Photo of Lord Ahmad of Wimbledon Lord Ahmad of Wimbledon Minister of State (Foreign, Commonwealth and Development Office)

My Lords, I can assure my noble friend that we co-ordinate on sanctions across the piece with all our key partners, as we have said on a number of occasions, in relation to other countries, regions and situations. We work closely with the United States on China. Of course, its application of sanctions is different to ours. I can go no further than to say that, of course, we have not stopped or paused any of this. Where we see egregious abuses of human rights, and where we see that there is a legitimate reason, those names and entities are tested in a robust way. We will bring forward sanctions at the appropriate time.

Photo of Lord Alton of Liverpool Lord Alton of Liverpool Crossbench

My Lords, as there is a moment before we leave this Question, I want to go back to something that I asked the Minister about just a week ago: the way in which we go about sanctions. It is an opaque and random process. As the noble Lord just said, we should be doing this in co-ordination with others. A genocide had been declared in Xinjiang. Whom have we brought to justice? What sanctions have we imposed in those circumstances? There are daily threats to Taiwan and we have seen extraordinary cruelty and barbarism in Tibet, along with anybody who is a political or religious dissident being imprisoned —and, yes, seven Members of both Houses of our Parliament have been sanctioned by the PRC. Why do the Government place trade as a higher priority than speaking out in favour of the rule of law, democracy and human rights?

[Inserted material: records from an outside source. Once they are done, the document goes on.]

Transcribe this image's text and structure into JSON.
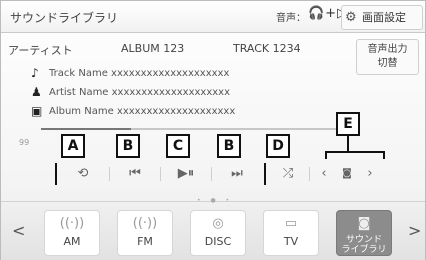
{
  "header": {
    "title": "サウンドライブラリ",
    "audio_label": "音声：",
    "audio_icons": "🎧+▷",
    "settings_label": "画面設定",
    "settings_icon": "gear-icon"
  },
  "info": {
    "artist_label": "アーティスト",
    "album": "ALBUM 123",
    "track": "TRACK 1234",
    "output_button": [
      "音声出力",
      "切替"
    ]
  },
  "meta": {
    "track_name": "Track Name xxxxxxxxxxxxxxxxxxxx",
    "artist_name": "Artist Name xxxxxxxxxxxxxxxxxxxx",
    "album_name": "Album Name xxxxxxxxxxxxxxxxxxxx"
  },
  "playback": {
    "time": "99",
    "progress_fraction": 0.3
  },
  "callouts": {
    "A": "A",
    "B1": "B",
    "C": "C",
    "B2": "B",
    "D": "D",
    "E": "E"
  },
  "controls": {
    "repeat": "⟲",
    "prev": "⏮",
    "play_pause": "▶⏸",
    "next": "⏭",
    "shuffle": "⤮",
    "left": "‹",
    "center": "◙",
    "right": "›"
  },
  "sources": [
    {
      "label": "AM",
      "icon": "radio-waves-icon"
    },
    {
      "label": "FM",
      "icon": "radio-waves-icon"
    },
    {
      "label": "DISC",
      "icon": "disc-icon"
    },
    {
      "label": "TV",
      "icon": "tv-icon"
    },
    {
      "label": "サウンド\nライブラリ",
      "icon": "sound-library-icon",
      "active": true
    }
  ],
  "source_nav": {
    "left": "<",
    "right": ">"
  }
}
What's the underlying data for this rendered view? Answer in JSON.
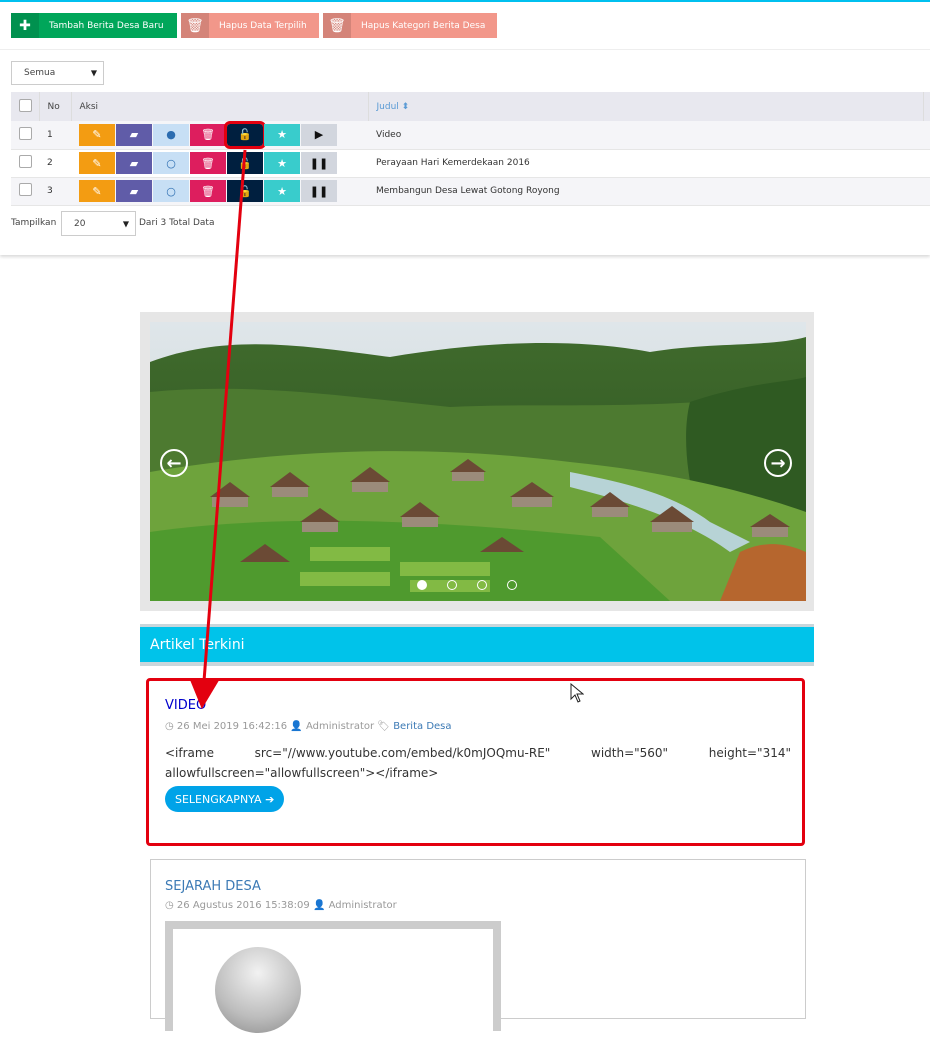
{
  "toolbar": {
    "add_label": "Tambah Berita Desa Baru",
    "delete_selected_label": "Hapus Data Terpilih",
    "delete_category_label": "Hapus Kategori Berita Desa"
  },
  "filter": {
    "selected": "Semua"
  },
  "table": {
    "headers": {
      "no": "No",
      "aksi": "Aksi",
      "judul": "Judul"
    },
    "rows": [
      {
        "no": "1",
        "judul": "Video"
      },
      {
        "no": "2",
        "judul": "Perayaan Hari Kemerdekaan 2016"
      },
      {
        "no": "3",
        "judul": "Membangun Desa Lewat Gotong Royong"
      }
    ]
  },
  "pagination": {
    "show_label": "Tampilkan",
    "per_page": "20",
    "total_text": "Dari 3 Total Data"
  },
  "slider": {
    "active_index": 1,
    "count": 4
  },
  "section": {
    "title": "Artikel Terkini"
  },
  "article1": {
    "title": "VIDEO",
    "date": "26 Mei 2019 16:42:16",
    "author": "Administrator",
    "category": "Berita Desa",
    "body": "<iframe src=\"//www.youtube.com/embed/k0mJOQmu-RE\" width=\"560\" height=\"314\" allowfullscreen=\"allowfullscreen\"></iframe>",
    "more_label": "SELENGKAPNYA"
  },
  "article2": {
    "title": "SEJARAH DESA",
    "date": "26 Agustus 2016 15:38:09",
    "author": "Administrator"
  },
  "colors": {
    "accent": "#00c3ea",
    "highlight": "#e3000f",
    "green": "#00a65a",
    "red_light": "#f2978a"
  }
}
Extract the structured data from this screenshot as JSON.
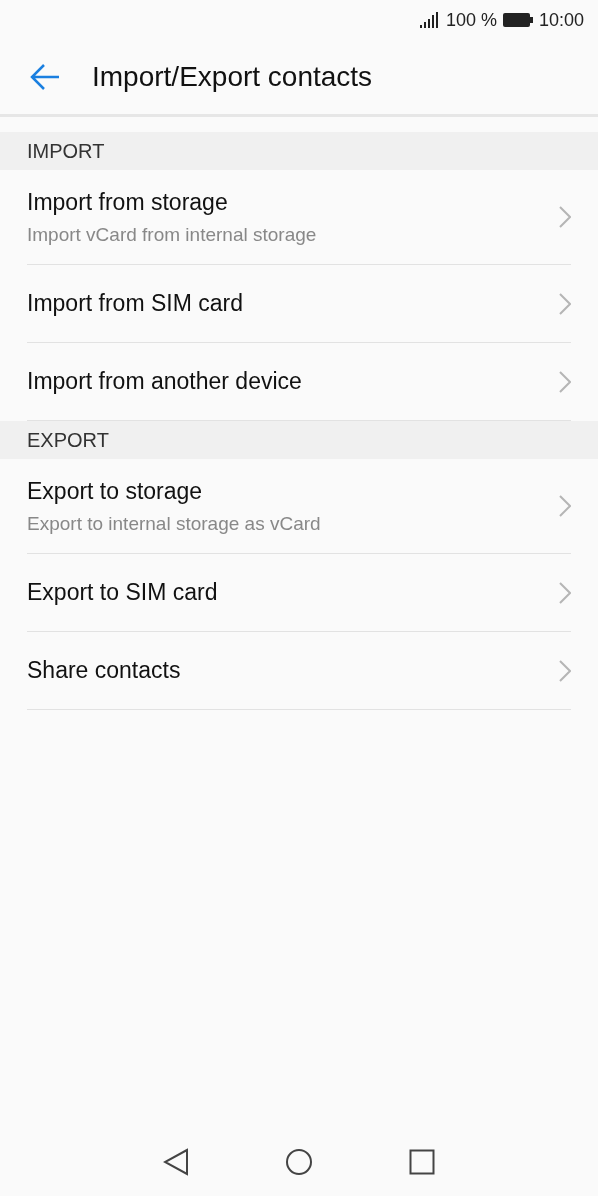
{
  "status_bar": {
    "battery": "100 %",
    "time": "10:00"
  },
  "header": {
    "title": "Import/Export contacts"
  },
  "sections": [
    {
      "title": "IMPORT",
      "items": [
        {
          "title": "Import from storage",
          "subtitle": "Import vCard from internal storage"
        },
        {
          "title": "Import from SIM card"
        },
        {
          "title": "Import from another device"
        }
      ]
    },
    {
      "title": "EXPORT",
      "items": [
        {
          "title": "Export to storage",
          "subtitle": "Export to internal storage as vCard"
        },
        {
          "title": "Export to SIM card"
        },
        {
          "title": "Share contacts"
        }
      ]
    }
  ]
}
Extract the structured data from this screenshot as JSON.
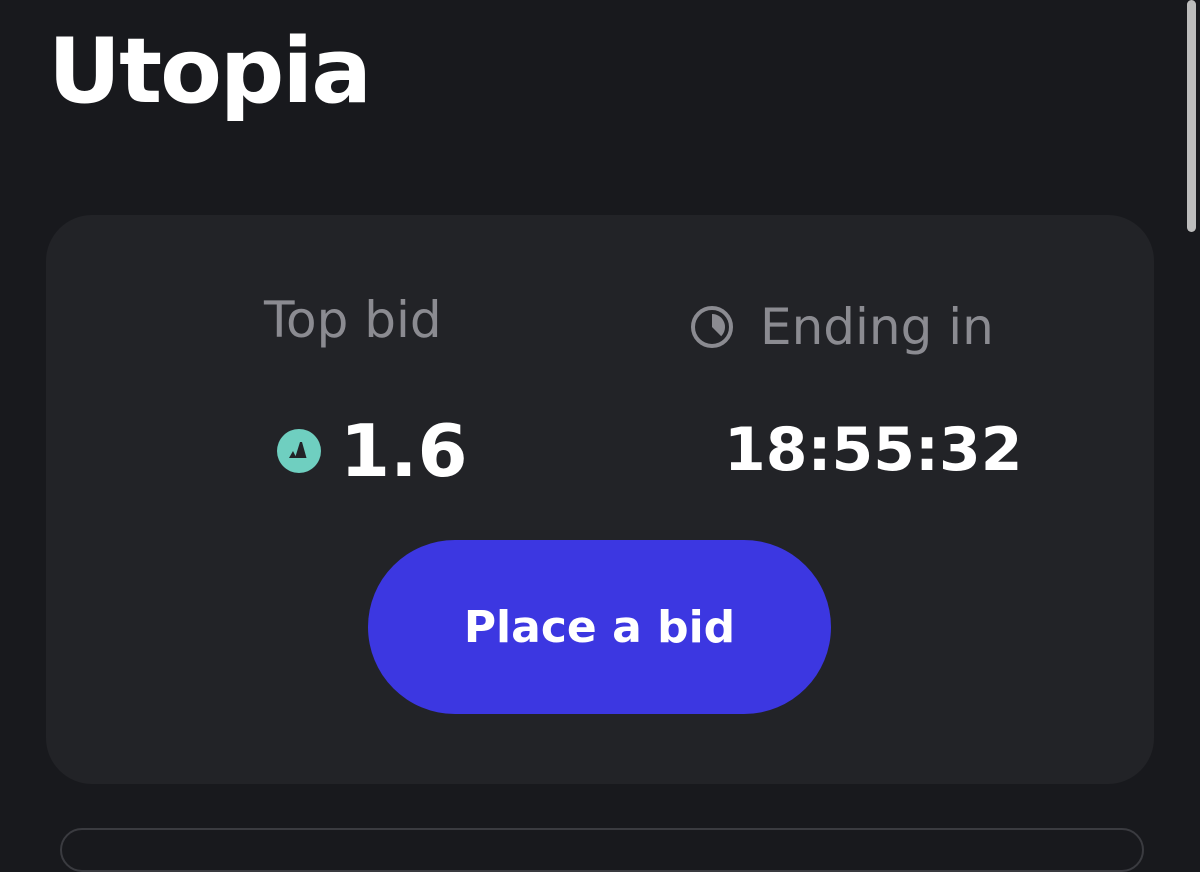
{
  "page": {
    "title": "Utopia"
  },
  "auction": {
    "top_bid_label": "Top bid",
    "top_bid_value": "1.6",
    "currency_icon": "avalanche-icon",
    "ending_label": "Ending in",
    "ending_icon": "clock-icon",
    "countdown": "18:55:32",
    "bid_button_label": "Place a bid"
  },
  "colors": {
    "background": "#18191d",
    "card": "#222327",
    "accent": "#3c37e1",
    "avax_icon": "#6fcfc0",
    "muted_text": "#8b8b91"
  }
}
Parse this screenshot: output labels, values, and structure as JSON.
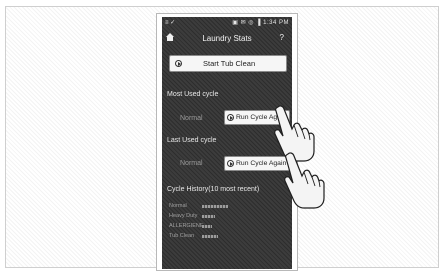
{
  "status_bar": {
    "left_glyphs": "≡ ✓",
    "right_glyphs": "▣ ✉ ◎ ▐",
    "time": "1:34 PM"
  },
  "header": {
    "title": "Laundry Stats",
    "help": "?"
  },
  "tub_clean": {
    "label": "Start Tub Clean"
  },
  "most_used": {
    "heading": "Most Used cycle",
    "cycle_name": "Normal",
    "button_label": "Run Cycle Again"
  },
  "last_used": {
    "heading": "Last Used cycle",
    "cycle_name": "Normal",
    "button_label": "Run Cycle Again"
  },
  "history": {
    "heading": "Cycle History(10 most recent)",
    "rows": [
      {
        "label": "Normal",
        "count": 8
      },
      {
        "label": "Heavy Duty",
        "count": 4
      },
      {
        "label": "ALLERGIENE",
        "count": 3
      },
      {
        "label": "Tub Clean",
        "count": 5
      }
    ]
  },
  "colors": {
    "screen_bg": "#333333",
    "button_bg": "#f6f6f6",
    "text_light": "#e8e8e8",
    "text_dim": "#9a9a9a"
  }
}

Photo of Lord Ahmad of Wimbledon Lord Ahmad of Wimbledon Minister of State (Foreign, Commonwealth and Development Office)

My Lords, I have already partly answered that question. We regard human rights as a key part of our foreign policy. On Xinjiang, we have taken direct action against the Chinese authorities, which the noble Lord is aware of. We will continue to review the appalling situation in Xinjiang—in particular that of the Uighurs, which I know the noble Lord is very much seized of. We will continue to update the House accordingly.